Each record that follows must be reproduced exactly.

Records from a data source
================================
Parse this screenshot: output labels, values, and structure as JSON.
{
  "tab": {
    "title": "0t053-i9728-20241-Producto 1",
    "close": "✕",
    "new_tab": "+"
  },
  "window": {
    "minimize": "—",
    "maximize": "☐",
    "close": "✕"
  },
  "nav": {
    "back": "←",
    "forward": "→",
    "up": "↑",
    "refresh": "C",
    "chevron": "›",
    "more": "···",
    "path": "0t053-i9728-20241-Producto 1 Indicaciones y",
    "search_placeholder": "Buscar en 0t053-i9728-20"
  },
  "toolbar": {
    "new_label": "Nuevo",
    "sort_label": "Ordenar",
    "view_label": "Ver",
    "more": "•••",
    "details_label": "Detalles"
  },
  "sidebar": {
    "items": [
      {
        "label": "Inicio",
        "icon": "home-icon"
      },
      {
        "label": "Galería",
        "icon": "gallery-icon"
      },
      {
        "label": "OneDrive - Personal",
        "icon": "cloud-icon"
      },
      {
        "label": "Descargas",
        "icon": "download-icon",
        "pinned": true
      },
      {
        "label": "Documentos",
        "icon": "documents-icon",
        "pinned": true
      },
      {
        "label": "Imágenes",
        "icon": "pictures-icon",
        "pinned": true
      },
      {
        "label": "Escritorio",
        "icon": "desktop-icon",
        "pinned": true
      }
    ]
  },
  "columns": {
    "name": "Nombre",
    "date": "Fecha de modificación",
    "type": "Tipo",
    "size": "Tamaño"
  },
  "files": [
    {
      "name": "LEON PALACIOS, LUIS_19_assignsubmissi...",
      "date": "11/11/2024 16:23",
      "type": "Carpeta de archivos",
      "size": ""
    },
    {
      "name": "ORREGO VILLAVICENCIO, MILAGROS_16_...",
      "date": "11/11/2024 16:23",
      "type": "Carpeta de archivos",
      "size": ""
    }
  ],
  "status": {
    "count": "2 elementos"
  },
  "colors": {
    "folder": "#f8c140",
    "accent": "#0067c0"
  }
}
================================
— ANSWER SPACE —
Parse this screenshot: output labels, values, and structure as JSON.
{
  "tab": {
    "title": "0t053-i9728-20241-Producto 1",
    "close": "✕",
    "new_tab": "+"
  },
  "window": {
    "minimize": "—",
    "maximize": "☐",
    "close": "✕"
  },
  "nav": {
    "back": "←",
    "forward": "→",
    "up": "↑",
    "refresh": "C",
    "chevron": "›",
    "more": "···",
    "path": "0t053-i9728-20241-Producto 1 Indicaciones y",
    "search_placeholder": "Buscar en 0t053-i9728-20"
  },
  "toolbar": {
    "new_label": "Nuevo",
    "sort_label": "Ordenar",
    "view_label": "Ver",
    "more": "•••",
    "details_label": "Detalles"
  },
  "sidebar": {
    "items": [
      {
        "label": "Inicio",
        "icon": "home-icon"
      },
      {
        "label": "Galería",
        "icon": "gallery-icon"
      },
      {
        "label": "OneDrive - Personal",
        "icon": "cloud-icon"
      },
      {
        "label": "Descargas",
        "icon": "download-icon",
        "pinned": true
      },
      {
        "label": "Documentos",
        "icon": "documents-icon",
        "pinned": true
      },
      {
        "label": "Imágenes",
        "icon": "pictures-icon",
        "pinned": true
      },
      {
        "label": "Escritorio",
        "icon": "desktop-icon",
        "pinned": true
      }
    ]
  },
  "columns": {
    "name": "Nombre",
    "date": "Fecha de modificación",
    "type": "Tipo",
    "size": "Tamaño"
  },
  "files": [
    {
      "name": "LEON PALACIOS, LUIS_19_assignsubmissi...",
      "date": "11/11/2024 16:23",
      "type": "Carpeta de archivos",
      "size": ""
    },
    {
      "name": "ORREGO VILLAVICENCIO, MILAGROS_16_...",
      "date": "11/11/2024 16:23",
      "type": "Carpeta de archivos",
      "size": ""
    }
  ],
  "status": {
    "count": "2 elementos"
  },
  "colors": {
    "folder": "#f8c140",
    "accent": "#0067c0"
  }
}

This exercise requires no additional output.